The fast-moving consumer goods segment is the fourth largest sector in the Indian economy. Transformation and disruption have been primaeval actors in this sector’s journey, yet it remains one of the few which was fast to climb up the recovery ladder during Covid-19. The growth of the economy always gets reflected in the performance of the FMCG industries and the pulse of the economy can be determined by the efficacy and functioning of the major players in this category. Simply put, these are just two sides of the same coin—if one performs well, the other is bound to hold its momentum in place and vice versa.
Nielsen India, in its annual report, had predicted an optimistic growth of 9%-10% this year for the sector at the beginning of 2020. Production in the economy was at its peak and so was consumption until the eventful evening of March 24—when the government announced a complete lockdown (starting from the next day) to curb the novel Coronavirus. The sector that was once considered relatively immune to economic recessions, was hit by the lockdown (and Nielsen India later downgraded its growth forecast to 5%-6%). Yet, over the last few months, the FMCG sector has kept its demand and supply chains running and continued to grow its portfolio. In these trying times, FMCG companies have been one of the few sectors to turn around. If one looks at the recent results of most leading firms in the space, one can already see the green shoots.
Designing strategies and building a strong portfolio of products that address the current and future needs of consumers is driven by the people that make the organisation. People make the backbone of this large and highly competitive industry. Weighing upon the responsibility of pushing the economy, one of the key investments of organisations has been on people. Strong leadership and an innovative workforce are the key agendas of these companies, and hence the role of HR teams is more profound now than ever before.
The pandemic has been a game-changer on the organisational front. Work from homehas emerged as the new normal. People are migrating to their hometowns, to be with their families, enjoying better lifestyles. There have been reports of a startling increase in efficiency while working remotely, and as businesses adapt their strategies and their workforce to the changing needs, HR teams must customise their talent management practices and maximise opportunities presented by the new hiring landscape.
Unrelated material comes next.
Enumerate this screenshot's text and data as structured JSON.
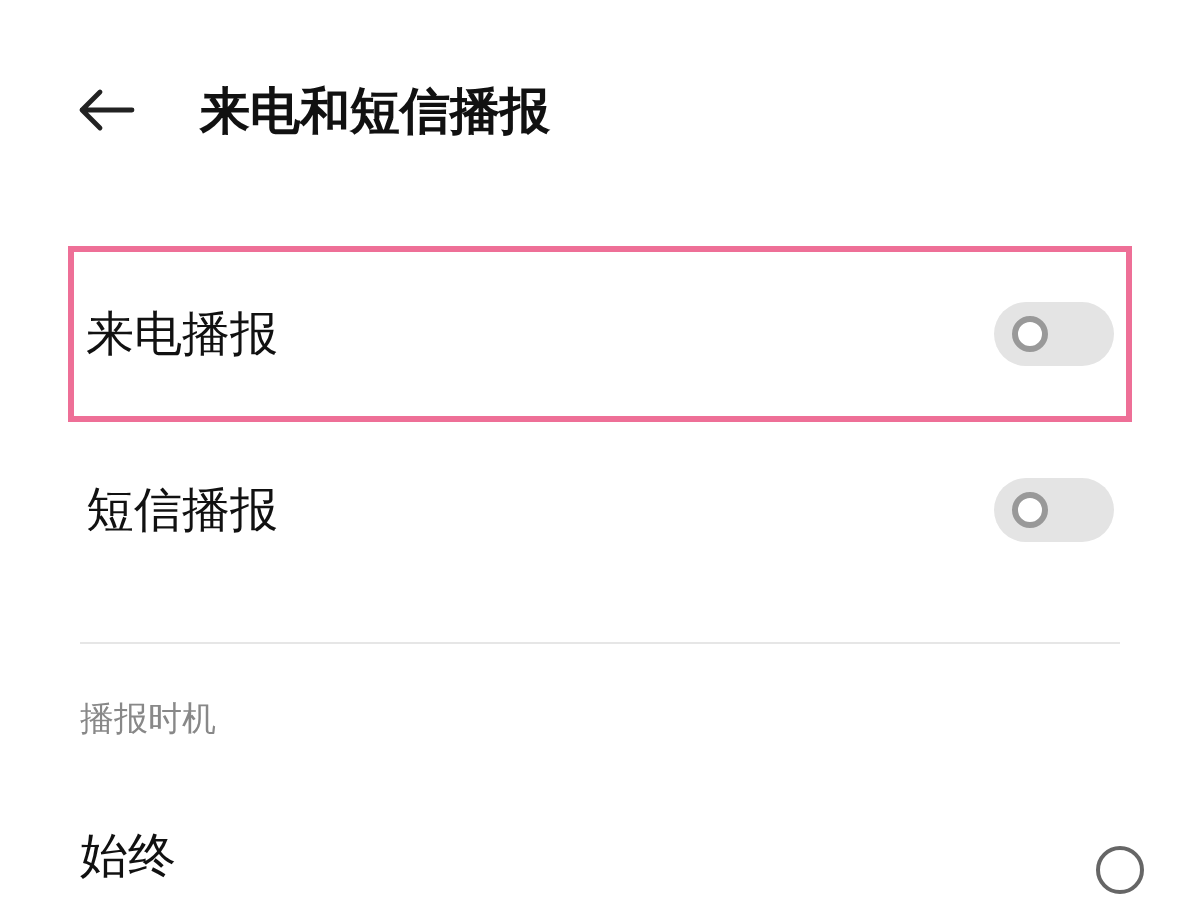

It is important to adapt their approach to talent acquisition in the present landscape, thereby improving business value, and positioning their organisations to attain their objectives.
To build a successful talent pipeline, there should be no single pool from which these talent teams can draw the latest skills. Hiring should be uniform, and across all levels. With due credit to the relaxation of lockdowns and the multifaceted unlock phases, the FMCG sector has seen a significant uptick in hiring in recent months, as compared to earlier. Organisations should be looking for people who are active listeners, naturally curious and inquisitive, detail-oriented, relatable, and trustworthy, and who display empathy and compassion towards others, while upholding strong discretion and confidentiality. In addition, as localisation begins to gain dominance in the current scenario, there would be hiring for expertise in the digital space, which is equipped to gather valuable insights of this new demographic.
Preserving the right combination of skills in an organisation is the need of the hour. Talent teams need to look at existing talent and find out how it can be upskilled through tailored initiatives to meet both the needs of the business and the knowledge bases of employees. Employee engagement activities, rewards, and recognition go a long way in maintaining their trust in the organisation. This has a proportional relation to their efficiency, and there are many examples of how these measures have been fruitful in the overall performance of the company.
There is an opportunity to develop skills uniquely suited to the roles needed by organisations going through transformations. Identifying how existing experiences can translate to new roles and being clear on how aptitude can support the development of new skills can help a generation of job hunters build new careers.
The economy is going to lose redundant job roles. That has always been the case and, sadly, the pandemic may accelerate their demise. But what grows in their place is still going to demand talent, and therein lies the opportunity for both businesses and individuals to create meaningful careers.
There is still much that is uncertain. Nobody fully knows what the post-Covid-19 world will look like. However, by assessing what companies have done to keep customers and staff safe while ensuring operational continuity, it is possible to predict what roles are going to be in demand.
With so many sectors in flux, ensuring a talent pipeline with the right skills is going to be vital for recovery. And with the kind of contribution the FMCG sector has in the Indian economy, HR teams in this sector have a critical responsibility to uphold to continue its contribution towards the nation’s GDP.
Views are personal. The author is director-HR, GSK Consumer Healthcare.